> **Your goal**: These entries are to be retyped in full, word for word.

Dataset records:

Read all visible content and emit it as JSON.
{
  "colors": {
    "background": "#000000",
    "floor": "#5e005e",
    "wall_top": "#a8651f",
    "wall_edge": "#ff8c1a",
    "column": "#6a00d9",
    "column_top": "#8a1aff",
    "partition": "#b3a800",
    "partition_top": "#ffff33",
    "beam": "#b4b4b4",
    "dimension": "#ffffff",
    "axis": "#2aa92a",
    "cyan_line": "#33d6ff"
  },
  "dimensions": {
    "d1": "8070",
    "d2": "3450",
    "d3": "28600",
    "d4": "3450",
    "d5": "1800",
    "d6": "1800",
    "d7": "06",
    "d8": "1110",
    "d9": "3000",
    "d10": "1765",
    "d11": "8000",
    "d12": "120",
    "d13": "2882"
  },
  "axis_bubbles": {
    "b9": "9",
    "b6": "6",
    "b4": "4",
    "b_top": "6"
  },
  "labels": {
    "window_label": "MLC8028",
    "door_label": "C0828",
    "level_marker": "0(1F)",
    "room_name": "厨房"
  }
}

> **Written reply**:
Read all visible content and emit it as JSON.
{
  "colors": {
    "background": "#000000",
    "floor": "#5e005e",
    "wall_top": "#a8651f",
    "wall_edge": "#ff8c1a",
    "column": "#6a00d9",
    "column_top": "#8a1aff",
    "partition": "#b3a800",
    "partition_top": "#ffff33",
    "beam": "#b4b4b4",
    "dimension": "#ffffff",
    "axis": "#2aa92a",
    "cyan_line": "#33d6ff"
  },
  "dimensions": {
    "d1": "8070",
    "d2": "3450",
    "d3": "28600",
    "d4": "3450",
    "d5": "1800",
    "d6": "1800",
    "d7": "06",
    "d8": "1110",
    "d9": "3000",
    "d10": "1765",
    "d11": "8000",
    "d12": "120",
    "d13": "2882"
  },
  "axis_bubbles": {
    "b9": "9",
    "b6": "6",
    "b4": "4",
    "b_top": "6"
  },
  "labels": {
    "window_label": "MLC8028",
    "door_label": "C0828",
    "level_marker": "0(1F)",
    "room_name": "厨房"
  }
}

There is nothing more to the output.